• Supplied data

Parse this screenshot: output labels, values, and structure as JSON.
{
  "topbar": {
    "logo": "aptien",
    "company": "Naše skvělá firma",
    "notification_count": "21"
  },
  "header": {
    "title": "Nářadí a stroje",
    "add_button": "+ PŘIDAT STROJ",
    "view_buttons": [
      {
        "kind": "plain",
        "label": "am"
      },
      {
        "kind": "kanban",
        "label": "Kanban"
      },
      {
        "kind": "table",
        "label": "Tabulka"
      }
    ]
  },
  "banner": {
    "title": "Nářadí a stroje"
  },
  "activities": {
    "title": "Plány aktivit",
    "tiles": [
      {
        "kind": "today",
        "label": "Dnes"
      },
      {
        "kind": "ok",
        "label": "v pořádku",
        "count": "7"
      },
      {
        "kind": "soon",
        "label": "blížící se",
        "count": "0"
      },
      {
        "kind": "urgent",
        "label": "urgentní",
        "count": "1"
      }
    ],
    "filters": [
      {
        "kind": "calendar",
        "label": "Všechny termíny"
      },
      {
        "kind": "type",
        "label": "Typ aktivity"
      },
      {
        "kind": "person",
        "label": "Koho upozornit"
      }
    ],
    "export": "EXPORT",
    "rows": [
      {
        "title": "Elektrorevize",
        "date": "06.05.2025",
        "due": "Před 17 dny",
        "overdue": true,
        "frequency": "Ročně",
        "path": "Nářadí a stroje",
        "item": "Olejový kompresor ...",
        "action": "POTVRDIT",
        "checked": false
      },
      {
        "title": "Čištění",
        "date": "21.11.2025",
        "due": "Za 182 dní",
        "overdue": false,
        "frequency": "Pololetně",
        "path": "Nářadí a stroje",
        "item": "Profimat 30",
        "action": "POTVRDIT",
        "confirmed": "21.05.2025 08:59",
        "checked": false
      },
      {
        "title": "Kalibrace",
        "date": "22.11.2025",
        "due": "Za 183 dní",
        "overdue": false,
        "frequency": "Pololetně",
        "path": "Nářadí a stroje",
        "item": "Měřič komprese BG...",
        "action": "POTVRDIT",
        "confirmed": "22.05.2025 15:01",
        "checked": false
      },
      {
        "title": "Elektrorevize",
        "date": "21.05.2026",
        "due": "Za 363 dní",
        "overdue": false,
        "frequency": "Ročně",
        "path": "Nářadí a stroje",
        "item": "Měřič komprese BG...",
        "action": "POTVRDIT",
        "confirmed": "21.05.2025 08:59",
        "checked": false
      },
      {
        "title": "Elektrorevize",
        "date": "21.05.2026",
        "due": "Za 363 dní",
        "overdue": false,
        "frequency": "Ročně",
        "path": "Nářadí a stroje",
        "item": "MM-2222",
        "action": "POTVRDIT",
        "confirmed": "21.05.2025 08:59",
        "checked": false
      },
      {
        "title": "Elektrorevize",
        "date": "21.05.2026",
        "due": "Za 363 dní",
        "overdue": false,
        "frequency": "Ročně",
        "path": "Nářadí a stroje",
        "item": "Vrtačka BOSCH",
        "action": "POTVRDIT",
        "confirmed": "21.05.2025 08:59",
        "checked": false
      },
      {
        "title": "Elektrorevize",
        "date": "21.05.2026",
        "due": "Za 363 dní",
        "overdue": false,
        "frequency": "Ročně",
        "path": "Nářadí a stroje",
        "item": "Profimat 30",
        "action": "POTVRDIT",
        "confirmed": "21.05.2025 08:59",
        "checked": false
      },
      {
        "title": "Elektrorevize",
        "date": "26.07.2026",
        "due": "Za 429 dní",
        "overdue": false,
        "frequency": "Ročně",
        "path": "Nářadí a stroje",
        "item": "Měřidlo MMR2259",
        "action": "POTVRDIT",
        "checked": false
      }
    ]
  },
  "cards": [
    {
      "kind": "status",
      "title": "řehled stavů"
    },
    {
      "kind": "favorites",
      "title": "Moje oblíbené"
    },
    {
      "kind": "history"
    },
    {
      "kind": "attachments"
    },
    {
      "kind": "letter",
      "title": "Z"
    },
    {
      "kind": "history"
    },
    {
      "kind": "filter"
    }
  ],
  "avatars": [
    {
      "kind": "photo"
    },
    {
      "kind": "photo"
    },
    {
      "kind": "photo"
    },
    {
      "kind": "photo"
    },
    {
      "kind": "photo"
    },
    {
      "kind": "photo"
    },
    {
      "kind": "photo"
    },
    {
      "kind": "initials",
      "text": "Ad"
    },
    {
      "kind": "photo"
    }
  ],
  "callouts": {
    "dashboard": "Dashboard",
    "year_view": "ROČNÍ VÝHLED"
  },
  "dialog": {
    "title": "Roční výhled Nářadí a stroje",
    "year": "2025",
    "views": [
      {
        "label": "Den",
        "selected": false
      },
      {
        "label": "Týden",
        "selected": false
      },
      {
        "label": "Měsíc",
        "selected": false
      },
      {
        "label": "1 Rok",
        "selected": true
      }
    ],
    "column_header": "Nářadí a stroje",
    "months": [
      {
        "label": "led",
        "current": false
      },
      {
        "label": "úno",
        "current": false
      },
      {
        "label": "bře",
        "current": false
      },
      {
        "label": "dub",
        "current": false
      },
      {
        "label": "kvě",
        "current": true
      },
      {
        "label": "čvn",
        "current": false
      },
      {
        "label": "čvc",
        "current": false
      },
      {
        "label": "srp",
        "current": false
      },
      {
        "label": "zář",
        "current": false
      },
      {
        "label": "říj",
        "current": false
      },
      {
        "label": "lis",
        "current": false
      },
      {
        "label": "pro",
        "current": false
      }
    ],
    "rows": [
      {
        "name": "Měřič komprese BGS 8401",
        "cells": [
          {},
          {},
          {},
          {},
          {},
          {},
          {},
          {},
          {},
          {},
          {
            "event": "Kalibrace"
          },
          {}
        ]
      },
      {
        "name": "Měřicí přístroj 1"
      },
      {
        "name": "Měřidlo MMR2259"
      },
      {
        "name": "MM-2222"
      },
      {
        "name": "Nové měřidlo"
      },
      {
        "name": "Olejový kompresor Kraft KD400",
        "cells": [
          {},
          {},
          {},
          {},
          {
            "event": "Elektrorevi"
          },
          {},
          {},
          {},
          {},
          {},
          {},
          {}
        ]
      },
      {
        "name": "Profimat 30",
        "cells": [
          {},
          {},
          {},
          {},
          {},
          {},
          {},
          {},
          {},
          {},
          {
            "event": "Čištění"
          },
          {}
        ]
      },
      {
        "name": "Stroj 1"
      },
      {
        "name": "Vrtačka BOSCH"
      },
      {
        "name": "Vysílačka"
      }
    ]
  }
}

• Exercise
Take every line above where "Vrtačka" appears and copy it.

• Expected answer
        "item": "Vrtačka BOSCH",
        "name": "Vrtačka BOSCH"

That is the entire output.